Pictures excluded, copy every record that follows exactly as it appears.
***
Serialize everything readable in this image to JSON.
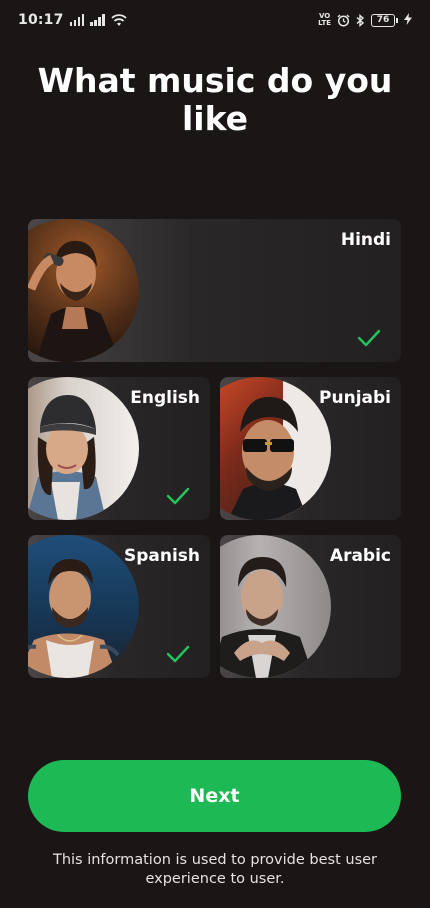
{
  "status_bar": {
    "time": "10:17",
    "volte_label_1": "VO",
    "volte_label_2": "LTE",
    "battery": "76"
  },
  "title": "What music do you like",
  "languages": [
    {
      "label": "Hindi",
      "selected": true
    },
    {
      "label": "English",
      "selected": true
    },
    {
      "label": "Punjabi",
      "selected": false
    },
    {
      "label": "Spanish",
      "selected": true
    },
    {
      "label": "Arabic",
      "selected": false
    }
  ],
  "next_button_label": "Next",
  "footnote": "This information is used to provide best user experience to user.",
  "colors": {
    "background": "#1b1616",
    "accent": "#1db954",
    "check": "#22c55e"
  }
}
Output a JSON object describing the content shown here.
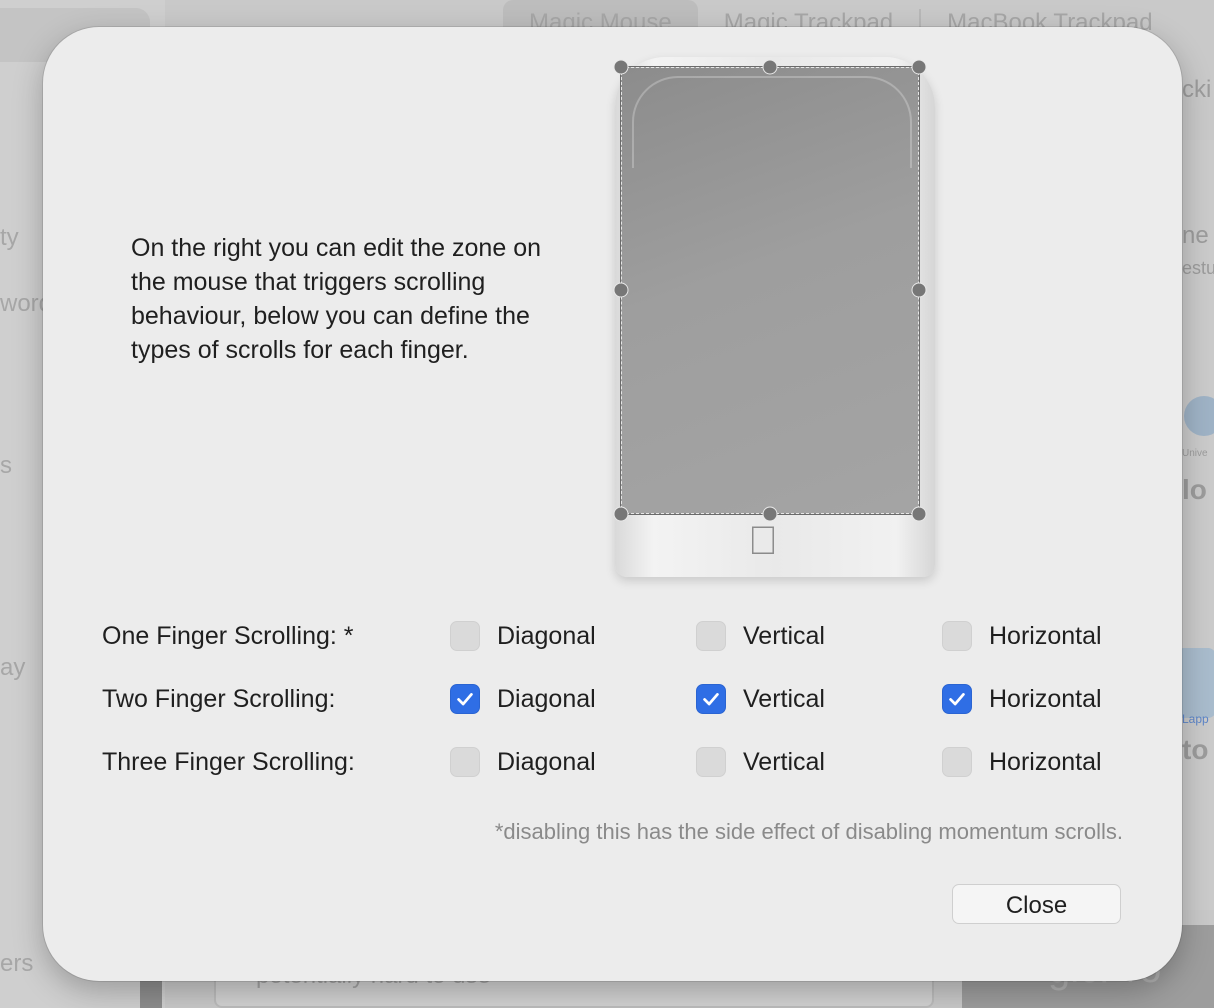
{
  "background": {
    "tabs": [
      "Magic Mouse",
      "Magic Trackpad",
      "MacBook Trackpad"
    ],
    "side_labels": [
      "ty",
      "word",
      "s",
      "ay",
      "ers"
    ],
    "right_texts": [
      "cki",
      "ne g",
      "estu",
      "Unive",
      "lo",
      "Lapp",
      "to"
    ],
    "bottom_field_text": "potentially hard to use",
    "bottom_button_text": "gicPro"
  },
  "dialog": {
    "intro_text": "On the right you can edit the zone on the mouse that triggers scrolling behaviour, below you can define the types of scrolls for each finger.",
    "rows": [
      {
        "label": "One Finger Scrolling: *",
        "options": [
          {
            "label": "Diagonal",
            "checked": false
          },
          {
            "label": "Vertical",
            "checked": false
          },
          {
            "label": "Horizontal",
            "checked": false
          }
        ]
      },
      {
        "label": "Two Finger Scrolling:",
        "options": [
          {
            "label": "Diagonal",
            "checked": true
          },
          {
            "label": "Vertical",
            "checked": true
          },
          {
            "label": "Horizontal",
            "checked": true
          }
        ]
      },
      {
        "label": "Three Finger Scrolling:",
        "options": [
          {
            "label": "Diagonal",
            "checked": false
          },
          {
            "label": "Vertical",
            "checked": false
          },
          {
            "label": "Horizontal",
            "checked": false
          }
        ]
      }
    ],
    "footnote": "*disabling this has the side effect of disabling momentum scrolls.",
    "close_label": "Close",
    "accent_color": "#2f6ee5",
    "icons": {
      "checkmark": "checkmark-icon",
      "apple_logo": "apple-logo-icon"
    }
  }
}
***
* _TASK RESPONSE_
Serialize everything readable in this image to JSON.
{
  "status_bar": {
    "time": "10:17",
    "volte_label_1": "VO",
    "volte_label_2": "LTE",
    "battery": "76"
  },
  "title": "What music do you like",
  "languages": [
    {
      "label": "Hindi",
      "selected": true
    },
    {
      "label": "English",
      "selected": true
    },
    {
      "label": "Punjabi",
      "selected": false
    },
    {
      "label": "Spanish",
      "selected": true
    },
    {
      "label": "Arabic",
      "selected": false
    }
  ],
  "next_button_label": "Next",
  "footnote": "This information is used to provide best user experience to user.",
  "colors": {
    "background": "#1b1616",
    "accent": "#1db954",
    "check": "#22c55e"
  }
}
Output a JSON object describing the content shown here.
{
  "background": {
    "tabs": [
      "Magic Mouse",
      "Magic Trackpad",
      "MacBook Trackpad"
    ],
    "side_labels": [
      "ty",
      "word",
      "s",
      "ay",
      "ers"
    ],
    "right_texts": [
      "cki",
      "ne g",
      "estu",
      "Unive",
      "lo",
      "Lapp",
      "to"
    ],
    "bottom_field_text": "potentially hard to use",
    "bottom_button_text": "gicPro"
  },
  "dialog": {
    "intro_text": "On the right you can edit the zone on the mouse that triggers scrolling behaviour, below you can define the types of scrolls for each finger.",
    "rows": [
      {
        "label": "One Finger Scrolling: *",
        "options": [
          {
            "label": "Diagonal",
            "checked": false
          },
          {
            "label": "Vertical",
            "checked": false
          },
          {
            "label": "Horizontal",
            "checked": false
          }
        ]
      },
      {
        "label": "Two Finger Scrolling:",
        "options": [
          {
            "label": "Diagonal",
            "checked": true
          },
          {
            "label": "Vertical",
            "checked": true
          },
          {
            "label": "Horizontal",
            "checked": true
          }
        ]
      },
      {
        "label": "Three Finger Scrolling:",
        "options": [
          {
            "label": "Diagonal",
            "checked": false
          },
          {
            "label": "Vertical",
            "checked": false
          },
          {
            "label": "Horizontal",
            "checked": false
          }
        ]
      }
    ],
    "footnote": "*disabling this has the side effect of disabling momentum scrolls.",
    "close_label": "Close",
    "accent_color": "#2f6ee5",
    "icons": {
      "checkmark": "checkmark-icon",
      "apple_logo": "apple-logo-icon"
    }
  }
}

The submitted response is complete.